*** Opening Source material ***

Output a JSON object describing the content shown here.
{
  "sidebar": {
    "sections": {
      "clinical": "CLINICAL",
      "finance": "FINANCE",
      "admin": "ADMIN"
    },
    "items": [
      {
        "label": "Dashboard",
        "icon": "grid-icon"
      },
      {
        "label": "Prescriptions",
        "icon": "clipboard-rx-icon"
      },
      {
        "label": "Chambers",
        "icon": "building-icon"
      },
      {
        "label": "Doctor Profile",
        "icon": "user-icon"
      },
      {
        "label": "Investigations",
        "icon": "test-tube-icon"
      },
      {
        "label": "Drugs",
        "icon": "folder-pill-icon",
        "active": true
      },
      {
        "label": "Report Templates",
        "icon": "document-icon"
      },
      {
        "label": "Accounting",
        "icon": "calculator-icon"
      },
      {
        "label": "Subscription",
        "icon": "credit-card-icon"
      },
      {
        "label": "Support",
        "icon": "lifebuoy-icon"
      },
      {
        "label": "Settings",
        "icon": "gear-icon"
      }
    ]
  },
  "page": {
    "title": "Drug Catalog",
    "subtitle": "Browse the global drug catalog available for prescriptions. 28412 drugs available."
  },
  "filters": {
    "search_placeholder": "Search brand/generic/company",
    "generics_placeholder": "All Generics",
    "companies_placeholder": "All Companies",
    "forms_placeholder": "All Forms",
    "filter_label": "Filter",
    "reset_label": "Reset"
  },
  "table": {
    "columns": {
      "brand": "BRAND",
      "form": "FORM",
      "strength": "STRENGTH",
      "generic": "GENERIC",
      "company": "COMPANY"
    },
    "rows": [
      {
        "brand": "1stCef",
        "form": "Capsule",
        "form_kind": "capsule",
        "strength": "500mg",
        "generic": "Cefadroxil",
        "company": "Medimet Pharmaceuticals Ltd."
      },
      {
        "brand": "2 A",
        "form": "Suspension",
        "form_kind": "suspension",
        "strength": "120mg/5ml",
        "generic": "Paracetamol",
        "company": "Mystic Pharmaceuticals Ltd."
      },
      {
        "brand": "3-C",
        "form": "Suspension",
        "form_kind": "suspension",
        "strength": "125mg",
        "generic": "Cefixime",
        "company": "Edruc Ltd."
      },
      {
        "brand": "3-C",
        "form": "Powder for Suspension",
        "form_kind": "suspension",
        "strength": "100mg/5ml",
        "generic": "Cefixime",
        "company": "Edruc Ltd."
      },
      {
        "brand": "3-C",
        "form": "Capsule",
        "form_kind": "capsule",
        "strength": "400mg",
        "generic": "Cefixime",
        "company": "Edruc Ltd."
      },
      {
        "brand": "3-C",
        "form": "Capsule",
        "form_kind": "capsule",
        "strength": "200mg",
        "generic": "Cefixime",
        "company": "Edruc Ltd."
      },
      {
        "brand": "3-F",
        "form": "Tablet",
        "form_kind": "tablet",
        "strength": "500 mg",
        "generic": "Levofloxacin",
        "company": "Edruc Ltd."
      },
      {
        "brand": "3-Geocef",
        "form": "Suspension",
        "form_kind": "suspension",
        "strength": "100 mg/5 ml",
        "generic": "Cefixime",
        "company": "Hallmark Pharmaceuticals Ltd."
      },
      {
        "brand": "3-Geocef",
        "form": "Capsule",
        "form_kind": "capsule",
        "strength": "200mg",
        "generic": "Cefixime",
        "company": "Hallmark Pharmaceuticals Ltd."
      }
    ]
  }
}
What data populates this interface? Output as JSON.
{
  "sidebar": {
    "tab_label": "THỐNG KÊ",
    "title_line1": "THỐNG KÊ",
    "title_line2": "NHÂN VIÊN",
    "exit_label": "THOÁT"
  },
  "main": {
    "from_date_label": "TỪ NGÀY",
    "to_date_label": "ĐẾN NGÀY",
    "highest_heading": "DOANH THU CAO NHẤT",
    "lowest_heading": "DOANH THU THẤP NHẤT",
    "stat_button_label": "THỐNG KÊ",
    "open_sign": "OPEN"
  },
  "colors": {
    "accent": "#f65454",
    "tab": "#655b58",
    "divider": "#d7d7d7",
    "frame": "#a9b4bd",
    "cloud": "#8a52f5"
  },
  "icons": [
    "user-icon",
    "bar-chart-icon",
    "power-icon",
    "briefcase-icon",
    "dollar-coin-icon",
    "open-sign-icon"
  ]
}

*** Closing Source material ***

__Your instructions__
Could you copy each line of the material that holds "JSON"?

__Response__
Output a JSON object describing the content shown here.
What data populates this interface? Output as JSON.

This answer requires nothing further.